--- Assignment ---
Look through the data below and return each line where "kcal" appears.

**** Exercise data ****

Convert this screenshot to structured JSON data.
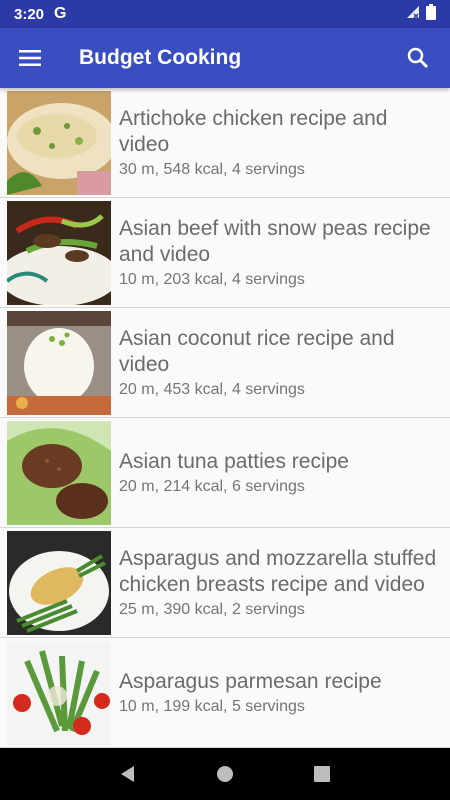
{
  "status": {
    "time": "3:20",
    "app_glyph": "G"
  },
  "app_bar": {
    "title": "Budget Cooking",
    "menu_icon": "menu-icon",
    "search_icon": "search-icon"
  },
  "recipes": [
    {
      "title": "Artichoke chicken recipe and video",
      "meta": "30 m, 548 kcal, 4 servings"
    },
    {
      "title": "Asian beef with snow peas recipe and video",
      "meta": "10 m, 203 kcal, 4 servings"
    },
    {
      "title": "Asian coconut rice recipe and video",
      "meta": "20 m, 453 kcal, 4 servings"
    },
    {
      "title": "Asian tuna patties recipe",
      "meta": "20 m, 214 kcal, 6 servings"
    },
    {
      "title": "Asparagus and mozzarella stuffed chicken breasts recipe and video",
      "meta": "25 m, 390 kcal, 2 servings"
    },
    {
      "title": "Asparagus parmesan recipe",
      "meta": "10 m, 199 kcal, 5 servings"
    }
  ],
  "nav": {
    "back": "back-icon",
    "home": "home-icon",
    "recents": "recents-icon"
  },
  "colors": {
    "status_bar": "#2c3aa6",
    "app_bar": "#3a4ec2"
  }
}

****
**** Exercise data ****

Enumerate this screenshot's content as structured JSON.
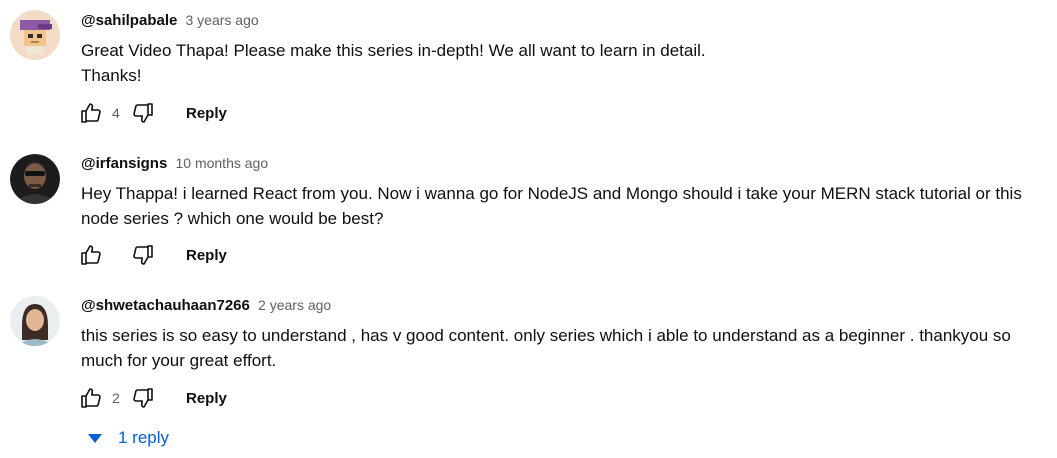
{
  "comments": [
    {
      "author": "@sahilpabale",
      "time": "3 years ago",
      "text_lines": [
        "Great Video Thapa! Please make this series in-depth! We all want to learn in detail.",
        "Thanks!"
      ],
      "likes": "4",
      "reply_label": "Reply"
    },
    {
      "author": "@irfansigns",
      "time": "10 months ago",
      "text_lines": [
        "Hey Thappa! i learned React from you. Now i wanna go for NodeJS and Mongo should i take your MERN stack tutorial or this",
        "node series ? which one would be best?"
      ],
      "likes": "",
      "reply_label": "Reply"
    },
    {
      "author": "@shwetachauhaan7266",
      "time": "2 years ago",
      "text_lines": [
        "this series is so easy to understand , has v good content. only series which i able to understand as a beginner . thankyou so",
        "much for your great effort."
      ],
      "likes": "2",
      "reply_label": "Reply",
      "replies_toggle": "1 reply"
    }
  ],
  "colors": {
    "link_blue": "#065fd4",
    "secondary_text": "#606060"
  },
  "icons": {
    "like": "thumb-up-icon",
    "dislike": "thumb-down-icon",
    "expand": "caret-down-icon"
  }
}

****
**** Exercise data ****

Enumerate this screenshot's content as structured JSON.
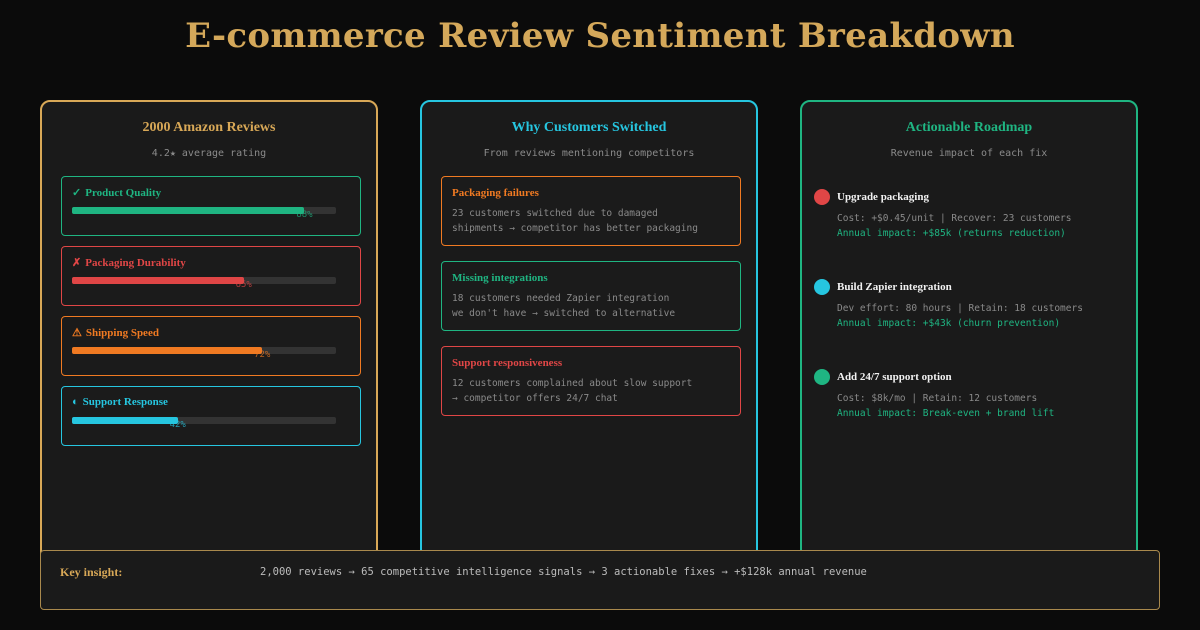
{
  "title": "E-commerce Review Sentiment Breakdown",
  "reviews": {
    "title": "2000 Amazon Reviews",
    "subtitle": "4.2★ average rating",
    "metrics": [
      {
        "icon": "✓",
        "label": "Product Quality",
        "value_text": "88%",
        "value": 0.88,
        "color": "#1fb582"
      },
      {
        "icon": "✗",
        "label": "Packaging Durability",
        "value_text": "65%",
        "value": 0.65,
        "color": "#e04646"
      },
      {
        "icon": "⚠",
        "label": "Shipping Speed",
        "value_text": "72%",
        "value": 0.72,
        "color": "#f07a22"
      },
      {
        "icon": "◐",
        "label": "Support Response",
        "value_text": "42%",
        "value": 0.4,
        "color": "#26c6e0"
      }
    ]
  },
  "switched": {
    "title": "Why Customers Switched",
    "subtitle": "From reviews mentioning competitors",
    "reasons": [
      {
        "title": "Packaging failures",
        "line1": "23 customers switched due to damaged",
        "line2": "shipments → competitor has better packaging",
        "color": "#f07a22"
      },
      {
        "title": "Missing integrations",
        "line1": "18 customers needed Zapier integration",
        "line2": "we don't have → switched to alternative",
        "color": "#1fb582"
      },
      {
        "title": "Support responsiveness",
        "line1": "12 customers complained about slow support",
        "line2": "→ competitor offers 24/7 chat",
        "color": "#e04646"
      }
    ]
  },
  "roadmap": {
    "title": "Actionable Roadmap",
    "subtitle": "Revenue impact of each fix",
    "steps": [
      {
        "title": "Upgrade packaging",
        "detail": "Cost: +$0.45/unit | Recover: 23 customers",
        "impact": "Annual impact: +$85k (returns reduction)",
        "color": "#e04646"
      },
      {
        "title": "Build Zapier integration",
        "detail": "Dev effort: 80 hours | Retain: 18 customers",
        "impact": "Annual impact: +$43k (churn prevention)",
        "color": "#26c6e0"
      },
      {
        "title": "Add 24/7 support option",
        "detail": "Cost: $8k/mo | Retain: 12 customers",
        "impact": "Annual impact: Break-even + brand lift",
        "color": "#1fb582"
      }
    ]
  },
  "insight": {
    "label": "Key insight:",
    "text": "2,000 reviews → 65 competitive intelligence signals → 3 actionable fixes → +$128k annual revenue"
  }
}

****

--- Exercise response ---
      "meta": "30 m, 548 kcal, 4 servings"
      "meta": "10 m, 203 kcal, 4 servings"
      "meta": "20 m, 453 kcal, 4 servings"
      "meta": "20 m, 214 kcal, 6 servings"
      "meta": "25 m, 390 kcal, 2 servings"
      "meta": "10 m, 199 kcal, 5 servings"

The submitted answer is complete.